If you don't have any of those types of stories, perhaps trying to create opportunities for yourself at your current role could help. Ask your manager for guidance. Come up with a proposal. Show some initiative and makes a good story.
And then I did an onsite with Google, which was truly mentally exhausting. It was actually the most challenging interview I've done to date because it is just so long and because there's so much time spent under duress at a whiteboard. Four technical, algorithm-y problems and a behavioral session. I ended up getting through most of the problems with some prompting and hints, but by the end of the day, I was so drained that I walked to the nearest Ample Hills and bought myself an ice cream cone. I didn't end up getting the job, but I'm proud to say that I survived.
Self-Care and Dealing with Disappointment
As you might have discerned, my job search process had its ups and downs, but a lot of the factors were out of my control.
For some companies, their hiring needs changed. Others decided it wasn't a good fit or the interviewers didn't provide "enough positive feedback" to move forward.
For yet another company, the recruiter promised to follow up with next steps the following day and then I didn't hear from them again for months, despite my follow-ups.
So things happen. You can't really get upset about failure and disappointments when you really gave it your best shot. Failing to get a job doesn't make you any less of a good person or programmer. Maybe you had an unfair question or a particularly nasty interviewer. Don't beat yourself up about it. Just assess if there's something you can improve, work on it, and move on.
But I did want to note that you can and should take some time to process your feelings and reward yourself. I love ginger beer and ice cream and I definitely indulged myself if I had a particularly rough experience. I also made sure I reserved time to have fun and see friends. I read a ton of fiction and also watched a bunch of TV to unwind because job searching is just plain stressful and you shouldn't burn yourself out on it.
Dealing with Offers

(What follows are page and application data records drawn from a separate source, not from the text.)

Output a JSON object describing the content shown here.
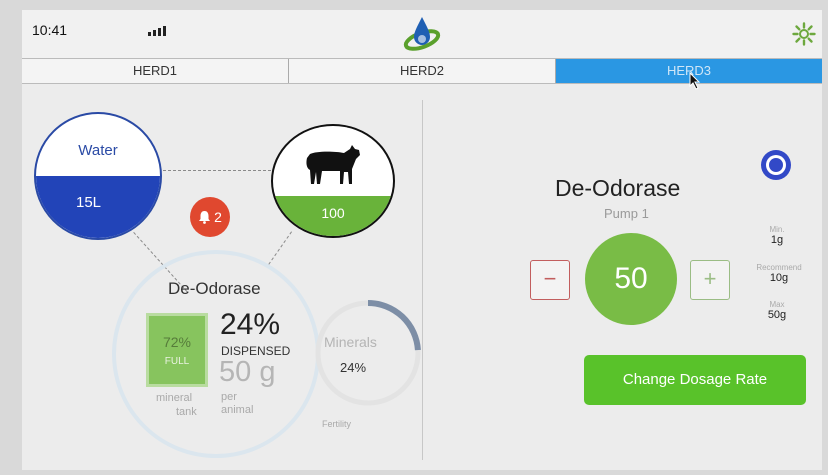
{
  "status": {
    "time": "10:41"
  },
  "tabs": [
    {
      "label": "HERD1",
      "active": false
    },
    {
      "label": "HERD2",
      "active": false
    },
    {
      "label": "HERD3",
      "active": true
    }
  ],
  "water": {
    "label": "Water",
    "value": "15L",
    "fill_fraction": 0.5
  },
  "herd": {
    "value": "100",
    "fill_fraction": 0.36
  },
  "alerts": {
    "count": "2"
  },
  "product": {
    "name": "De-Odorase",
    "tank_percent": "72%",
    "tank_status": "FULL",
    "tank_label_1": "mineral",
    "tank_label_2": "tank",
    "dispensed_percent": "24%",
    "dispensed_label": "DISPENSED",
    "amount": "50 g",
    "amount_label_1": "per",
    "amount_label_2": "animal"
  },
  "minerals": {
    "label": "Minerals",
    "value": "24%",
    "fraction": 0.24,
    "footer": "Fertility"
  },
  "pump": {
    "title": "De-Odorase",
    "subtitle": "Pump 1",
    "dose": "50",
    "minus": "−",
    "plus": "+",
    "min_label": "Min.",
    "min_value": "1g",
    "rec_label": "Recommend",
    "rec_value": "10g",
    "max_label": "Max",
    "max_value": "50g",
    "change_button": "Change Dosage Rate"
  },
  "colors": {
    "accent_blue": "#2a97e3",
    "water_blue": "#2244b8",
    "green": "#69b33a",
    "button_green": "#59c22a",
    "alert_red": "#e0482f"
  }
}
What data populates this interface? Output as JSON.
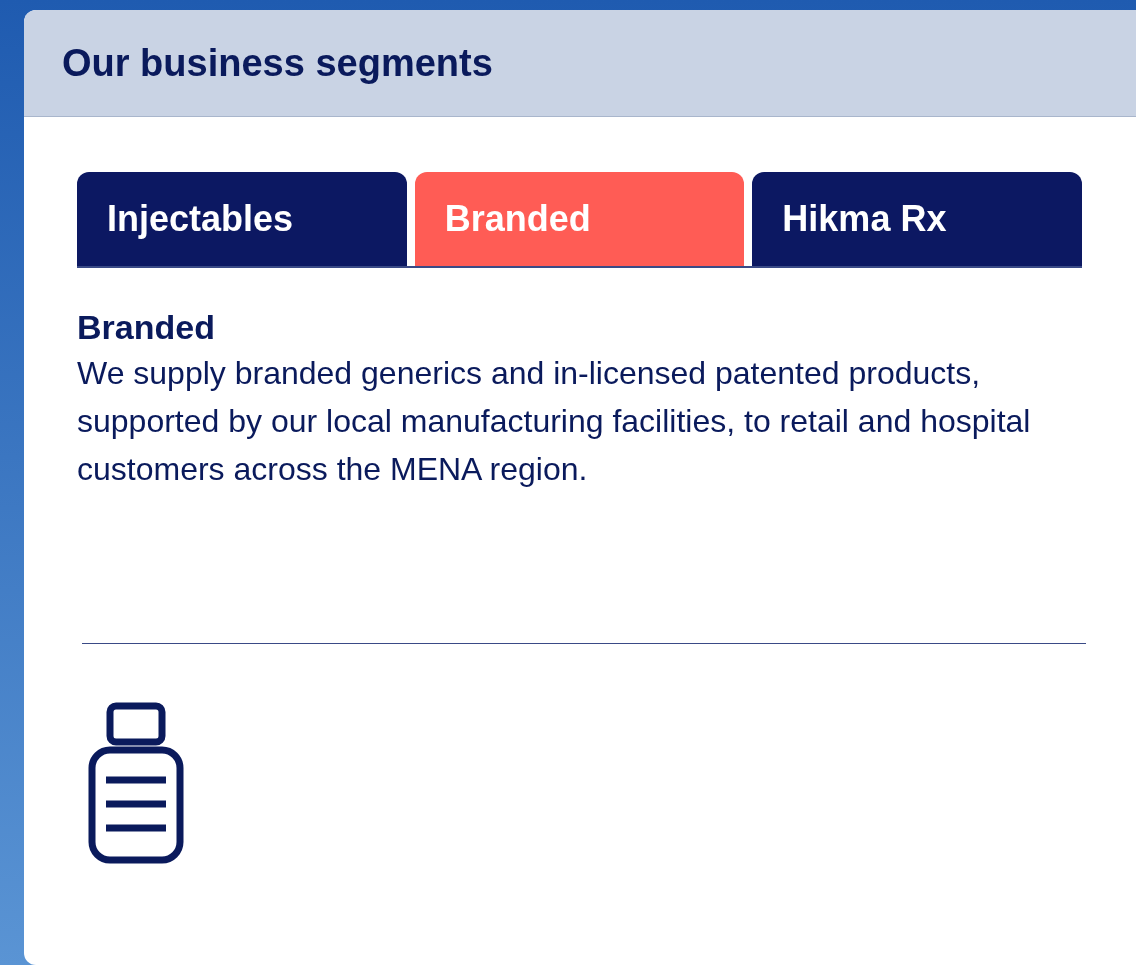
{
  "panel": {
    "title": "Our business segments"
  },
  "tabs": [
    {
      "label": "Injectables",
      "selected": false
    },
    {
      "label": "Branded",
      "selected": true
    },
    {
      "label": "Hikma Rx",
      "selected": false
    }
  ],
  "content": {
    "heading": "Branded",
    "text": "We supply branded generics and in-licensed patented products, supported by our local manufacturing facilities, to retail and hospital customers across the MENA region."
  }
}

Getting offers is great! Just from my experience, it pays to be super straightforward about your timeline and your salary expectations. If I end up declining an offer, I always express my gratitude and try to keep the door open in case something changes in the future.
If I end up accepting an offer, I of course try to negotiate. Whether that's on salary, bonus, PTO, or a later start date, it pays off to negotiate.

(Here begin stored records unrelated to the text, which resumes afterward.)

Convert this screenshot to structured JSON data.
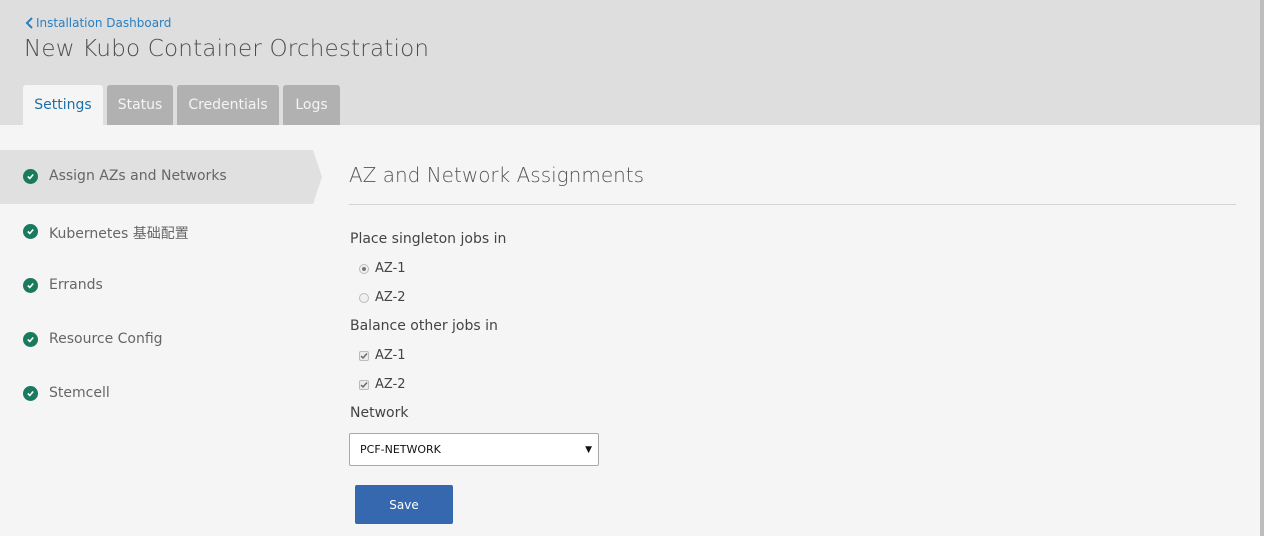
{
  "header": {
    "back_link": "Installation Dashboard",
    "title": "New Kubo Container Orchestration",
    "tabs": [
      {
        "label": "Settings"
      },
      {
        "label": "Status"
      },
      {
        "label": "Credentials"
      },
      {
        "label": "Logs"
      }
    ]
  },
  "sidebar": {
    "items": [
      {
        "label": "Assign AZs and Networks"
      },
      {
        "label": "Kubernetes 基础配置"
      },
      {
        "label": "Errands"
      },
      {
        "label": "Resource Config"
      },
      {
        "label": "Stemcell"
      }
    ]
  },
  "main": {
    "section_title": "AZ and Network Assignments",
    "singleton_label": "Place singleton jobs in",
    "singleton_options": [
      "AZ-1",
      "AZ-2"
    ],
    "singleton_selected": "AZ-1",
    "balance_label": "Balance other jobs in",
    "balance_options": [
      "AZ-1",
      "AZ-2"
    ],
    "balance_checked": [
      "AZ-1",
      "AZ-2"
    ],
    "network_label": "Network",
    "network_value": "PCF-NETWORK",
    "save_label": "Save"
  },
  "colors": {
    "accent": "#2a7fc1",
    "check": "#1a7a5e",
    "save_button": "#3568ae"
  }
}
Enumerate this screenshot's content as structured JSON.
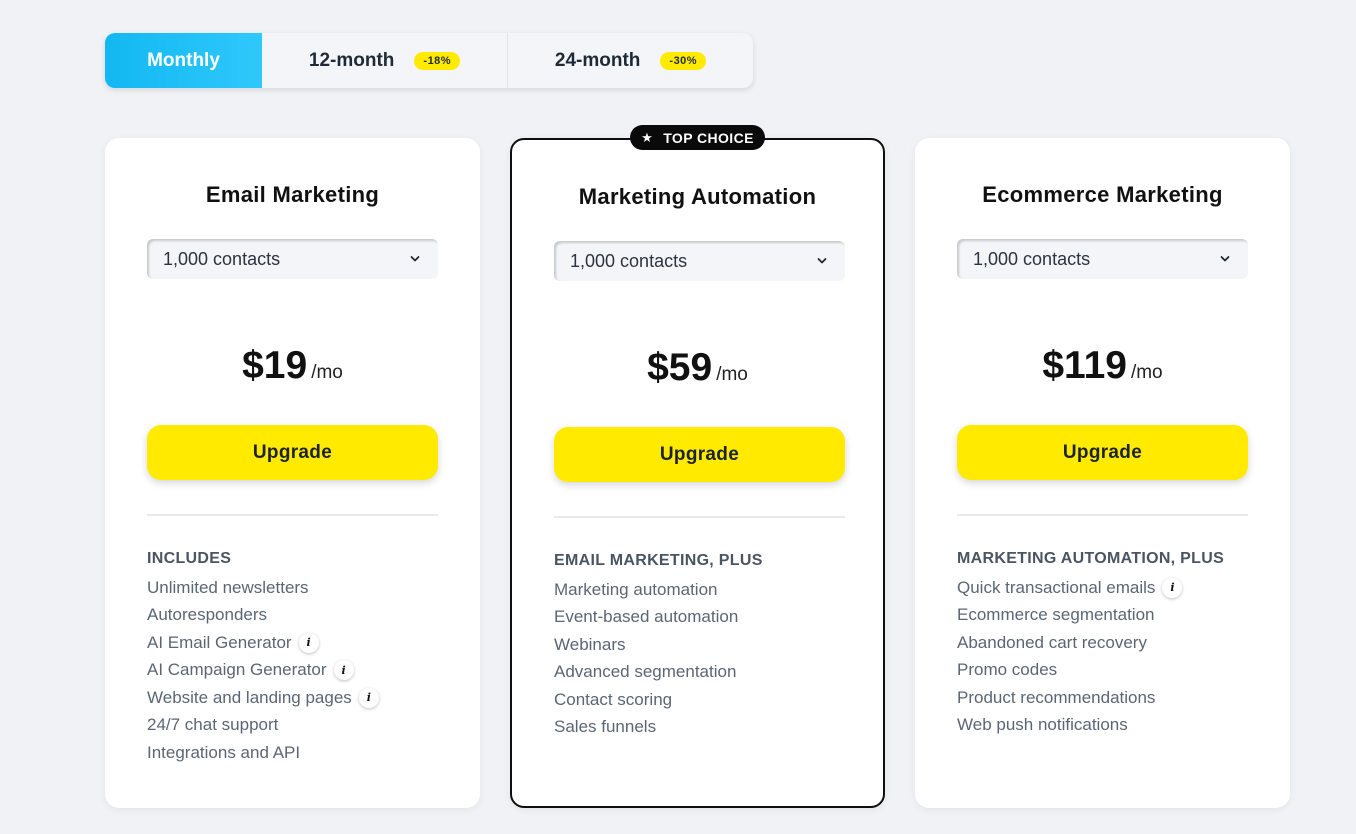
{
  "billing": {
    "options": [
      {
        "label": "Monthly"
      },
      {
        "label": "12-month",
        "badge": "-18%"
      },
      {
        "label": "24-month",
        "badge": "-30%"
      }
    ],
    "selected": "Monthly"
  },
  "top_choice_label": "TOP CHOICE",
  "plans": [
    {
      "title": "Email Marketing",
      "contacts": "1,000 contacts",
      "price": "$19",
      "period": "/mo",
      "cta": "Upgrade",
      "features_heading": "INCLUDES",
      "features": [
        {
          "label": "Unlimited newsletters"
        },
        {
          "label": "Autoresponders"
        },
        {
          "label": "AI Email Generator",
          "info": "i"
        },
        {
          "label": "AI Campaign Generator",
          "info": "i"
        },
        {
          "label": "Website and landing pages",
          "info": "i"
        },
        {
          "label": "24/7 chat support"
        },
        {
          "label": "Integrations and API"
        }
      ]
    },
    {
      "title": "Marketing Automation",
      "contacts": "1,000 contacts",
      "price": "$59",
      "period": "/mo",
      "cta": "Upgrade",
      "features_heading": "EMAIL MARKETING, PLUS",
      "features": [
        {
          "label": "Marketing automation"
        },
        {
          "label": "Event-based automation"
        },
        {
          "label": "Webinars"
        },
        {
          "label": "Advanced segmentation"
        },
        {
          "label": "Contact scoring"
        },
        {
          "label": "Sales funnels"
        }
      ]
    },
    {
      "title": "Ecommerce Marketing",
      "contacts": "1,000 contacts",
      "price": "$119",
      "period": "/mo",
      "cta": "Upgrade",
      "features_heading": "MARKETING AUTOMATION, PLUS",
      "features": [
        {
          "label": "Quick transactional emails",
          "info": "i"
        },
        {
          "label": "Ecommerce segmentation"
        },
        {
          "label": "Abandoned cart recovery"
        },
        {
          "label": "Promo codes"
        },
        {
          "label": "Product recommendations"
        },
        {
          "label": "Web push notifications"
        }
      ]
    }
  ],
  "colors": {
    "accent_blue": "#12b8f2",
    "cta_yellow": "#ffea00",
    "background": "#f1f2f6"
  }
}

After being burned out at my current role, I decided that I needed to take some extra time off between jobs, and my new gig was super accommodating and respectful of that. So figure out what you need and ask for it. The worst thing I did to myself was to jump into a new job immediately without taking any time.

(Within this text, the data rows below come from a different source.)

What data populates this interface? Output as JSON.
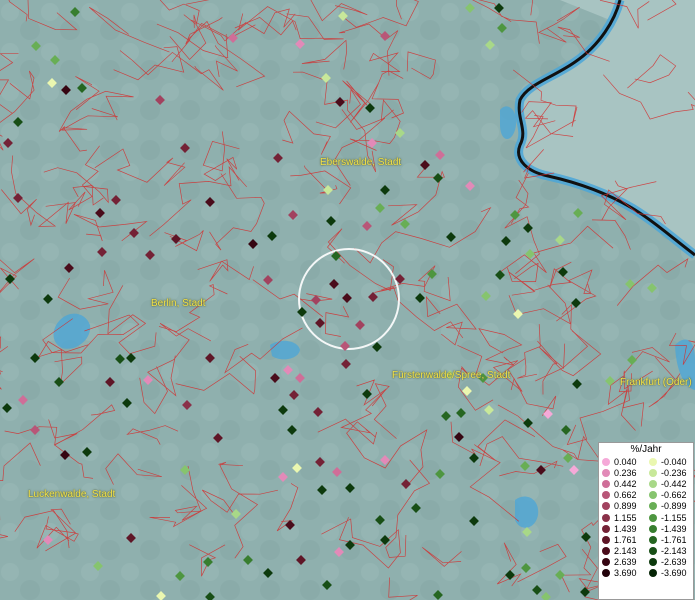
{
  "places": {
    "eberswalde": "Eberswalde, Stadt",
    "berlin": "Berlin, Stadt",
    "fuerstenwalde": "Fürstenwalde/Spree, Stadt",
    "frankfurt": "Frankfurt (Oder)",
    "luckenwalde": "Luckenwalde, Stadt"
  },
  "legend": {
    "title": "%/Jahr",
    "positive": [
      {
        "label": "0.040",
        "color": "#f5a9d8"
      },
      {
        "label": "0.236",
        "color": "#e28ab8"
      },
      {
        "label": "0.442",
        "color": "#cf6e98"
      },
      {
        "label": "0.662",
        "color": "#b85678"
      },
      {
        "label": "0.899",
        "color": "#a2425f"
      },
      {
        "label": "1.155",
        "color": "#8a3149"
      },
      {
        "label": "1.439",
        "color": "#742236"
      },
      {
        "label": "1.761",
        "color": "#5f1627"
      },
      {
        "label": "2.143",
        "color": "#4a0c1b"
      },
      {
        "label": "2.639",
        "color": "#360612"
      },
      {
        "label": "3.690",
        "color": "#22020a"
      }
    ],
    "negative": [
      {
        "label": "-0.040",
        "color": "#eaf7b0"
      },
      {
        "label": "-0.236",
        "color": "#c8e89a"
      },
      {
        "label": "-0.442",
        "color": "#a8d888"
      },
      {
        "label": "-0.662",
        "color": "#86c46e"
      },
      {
        "label": "-0.899",
        "color": "#68ae55"
      },
      {
        "label": "-1.155",
        "color": "#4e9640"
      },
      {
        "label": "-1.439",
        "color": "#387e2f"
      },
      {
        "label": "-1.761",
        "color": "#266621"
      },
      {
        "label": "-2.143",
        "color": "#184f16"
      },
      {
        "label": "-2.639",
        "color": "#0d3a0d"
      },
      {
        "label": "-3.690",
        "color": "#052405"
      }
    ]
  }
}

tl;dr tips without context
Okay, so you've reached the end of this very long post! Congratulations. Here's a summary to take with you on your next job search journey.
- Make some sort of plan and rough timeline.
- Catch up with your friends and former colleagues as a form of networking.
- Do some studying, even if it's just a little.
- Review your job experiences and projects and look for meaty stories that you can talk about in a behavioral interview. If you don't have any, see if you can angle your way into those types of opportunities at your current role.
- Buy your own whiteboard markers and carry them with you to interviews.
- Make sure you take breaks and treat yourself and see friends. Interviewing is stressful.
And that's about it. That's what it takes to survive the software engineering interview in 2020.